Not long ago we ran a “cautionary tale” about two brothers who put together an organization to essentially buy elections and hold power over America by the candidates they supported.  It was a work of fiction, but consider the reality.  It is estimated the Koch brothers together spent 300 million dollars of their fortune on this election alone.  Was it successful?  MJ website credits them with an 85 percent return on investment.  Even at that, why would anyone set out to buy the Senate.  What is in it for them?

The long-delayed Keystone Pipeline may now get approved by a Congress favorable to such a project.

The controversial project could be a windfall for the Koch Brothers.  According to the Huffington Post, they could benefit by 100 billion dollars.  Yes, you read that right.  100 billion!  So, voters, do you feel used?  You non-voters, do you regret passing up the chance to make your voice heard?

We have seen 9 months of continuous job growth. The stock market is close to 10,000 points higher than it was when Obama took office. Inflation is low, powered by a significant drop in gas prices.

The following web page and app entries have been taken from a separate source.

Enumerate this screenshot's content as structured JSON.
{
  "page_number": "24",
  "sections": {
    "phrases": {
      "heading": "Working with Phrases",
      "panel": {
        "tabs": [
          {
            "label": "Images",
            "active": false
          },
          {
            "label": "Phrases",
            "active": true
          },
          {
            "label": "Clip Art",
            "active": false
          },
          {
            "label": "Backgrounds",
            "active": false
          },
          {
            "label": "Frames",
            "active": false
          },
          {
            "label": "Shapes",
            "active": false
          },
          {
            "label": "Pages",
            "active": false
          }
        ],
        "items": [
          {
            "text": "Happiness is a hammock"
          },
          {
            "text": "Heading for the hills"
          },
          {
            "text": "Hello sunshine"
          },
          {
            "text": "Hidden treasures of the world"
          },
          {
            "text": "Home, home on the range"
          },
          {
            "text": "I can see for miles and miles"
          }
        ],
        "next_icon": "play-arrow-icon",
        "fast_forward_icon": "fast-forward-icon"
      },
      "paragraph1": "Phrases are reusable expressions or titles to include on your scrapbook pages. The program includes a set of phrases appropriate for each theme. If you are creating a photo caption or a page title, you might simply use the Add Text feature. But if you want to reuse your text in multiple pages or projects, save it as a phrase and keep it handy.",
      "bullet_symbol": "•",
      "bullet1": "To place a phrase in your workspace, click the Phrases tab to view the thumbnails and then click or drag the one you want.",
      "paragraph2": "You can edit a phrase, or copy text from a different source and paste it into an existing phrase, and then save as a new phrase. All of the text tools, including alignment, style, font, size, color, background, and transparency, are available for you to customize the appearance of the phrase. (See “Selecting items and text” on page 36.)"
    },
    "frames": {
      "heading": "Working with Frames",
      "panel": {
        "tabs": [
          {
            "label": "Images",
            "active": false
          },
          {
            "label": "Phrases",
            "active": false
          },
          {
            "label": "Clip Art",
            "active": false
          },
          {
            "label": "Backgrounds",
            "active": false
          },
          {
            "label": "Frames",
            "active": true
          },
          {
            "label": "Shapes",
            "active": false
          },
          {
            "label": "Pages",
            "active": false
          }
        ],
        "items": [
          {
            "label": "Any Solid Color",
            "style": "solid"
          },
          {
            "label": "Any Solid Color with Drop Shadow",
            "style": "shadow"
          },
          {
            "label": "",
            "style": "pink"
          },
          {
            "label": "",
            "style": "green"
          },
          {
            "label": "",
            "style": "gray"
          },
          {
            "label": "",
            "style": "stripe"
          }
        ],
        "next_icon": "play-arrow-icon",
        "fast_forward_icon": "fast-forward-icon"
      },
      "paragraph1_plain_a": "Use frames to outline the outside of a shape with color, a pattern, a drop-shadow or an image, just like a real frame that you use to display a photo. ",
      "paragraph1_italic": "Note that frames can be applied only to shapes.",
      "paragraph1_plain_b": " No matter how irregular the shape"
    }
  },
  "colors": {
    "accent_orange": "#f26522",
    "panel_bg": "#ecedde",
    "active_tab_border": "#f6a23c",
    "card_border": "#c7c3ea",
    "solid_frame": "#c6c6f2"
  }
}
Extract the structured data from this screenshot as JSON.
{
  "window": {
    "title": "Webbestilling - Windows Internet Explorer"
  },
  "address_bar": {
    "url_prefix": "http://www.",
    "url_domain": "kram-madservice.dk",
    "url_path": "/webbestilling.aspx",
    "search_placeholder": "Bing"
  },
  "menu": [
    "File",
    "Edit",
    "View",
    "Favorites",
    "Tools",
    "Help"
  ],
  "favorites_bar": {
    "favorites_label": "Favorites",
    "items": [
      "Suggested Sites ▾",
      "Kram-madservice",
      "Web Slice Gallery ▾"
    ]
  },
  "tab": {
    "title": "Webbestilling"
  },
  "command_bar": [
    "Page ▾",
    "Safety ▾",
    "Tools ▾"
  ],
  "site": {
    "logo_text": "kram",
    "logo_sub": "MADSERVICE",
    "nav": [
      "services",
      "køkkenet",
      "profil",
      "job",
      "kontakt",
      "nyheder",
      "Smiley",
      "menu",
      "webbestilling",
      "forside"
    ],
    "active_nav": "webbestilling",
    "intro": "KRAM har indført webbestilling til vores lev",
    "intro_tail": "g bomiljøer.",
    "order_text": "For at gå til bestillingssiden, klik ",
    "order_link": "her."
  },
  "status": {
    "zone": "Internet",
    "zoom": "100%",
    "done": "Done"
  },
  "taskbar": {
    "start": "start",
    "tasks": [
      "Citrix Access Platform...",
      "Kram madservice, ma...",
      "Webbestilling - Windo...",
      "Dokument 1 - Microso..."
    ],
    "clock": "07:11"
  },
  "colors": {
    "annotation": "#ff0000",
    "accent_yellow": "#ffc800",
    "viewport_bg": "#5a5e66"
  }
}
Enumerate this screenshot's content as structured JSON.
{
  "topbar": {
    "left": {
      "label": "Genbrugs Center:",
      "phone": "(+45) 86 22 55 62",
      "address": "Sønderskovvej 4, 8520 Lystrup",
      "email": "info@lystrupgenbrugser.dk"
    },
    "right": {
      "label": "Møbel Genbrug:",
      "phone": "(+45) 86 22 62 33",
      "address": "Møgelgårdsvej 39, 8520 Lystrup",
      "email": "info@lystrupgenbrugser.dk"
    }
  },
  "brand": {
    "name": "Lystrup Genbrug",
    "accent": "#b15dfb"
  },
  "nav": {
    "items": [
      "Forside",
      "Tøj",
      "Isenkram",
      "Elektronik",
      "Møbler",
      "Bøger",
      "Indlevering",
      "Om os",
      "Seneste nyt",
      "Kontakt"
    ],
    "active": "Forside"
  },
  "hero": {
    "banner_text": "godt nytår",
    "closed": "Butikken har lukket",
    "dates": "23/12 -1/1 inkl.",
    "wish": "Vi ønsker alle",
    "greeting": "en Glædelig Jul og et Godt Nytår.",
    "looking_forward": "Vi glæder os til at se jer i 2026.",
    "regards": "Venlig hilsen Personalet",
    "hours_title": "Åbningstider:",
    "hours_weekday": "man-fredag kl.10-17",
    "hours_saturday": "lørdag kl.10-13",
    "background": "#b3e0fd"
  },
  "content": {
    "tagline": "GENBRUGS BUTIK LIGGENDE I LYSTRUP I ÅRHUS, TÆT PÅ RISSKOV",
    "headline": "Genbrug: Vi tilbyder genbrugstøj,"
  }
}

Not having to spend so much hauling goods keeps prices down too.  The banking industry was saved, so was one of the America’s largest employers, the auto industry.  Yet we voted against the President and returned to power the Congress the party who was there when the economy tanked.  We will not even go into the war we fought under somewhat questionable reasoning.

Why America?  Why?  We eagerly await your comments below.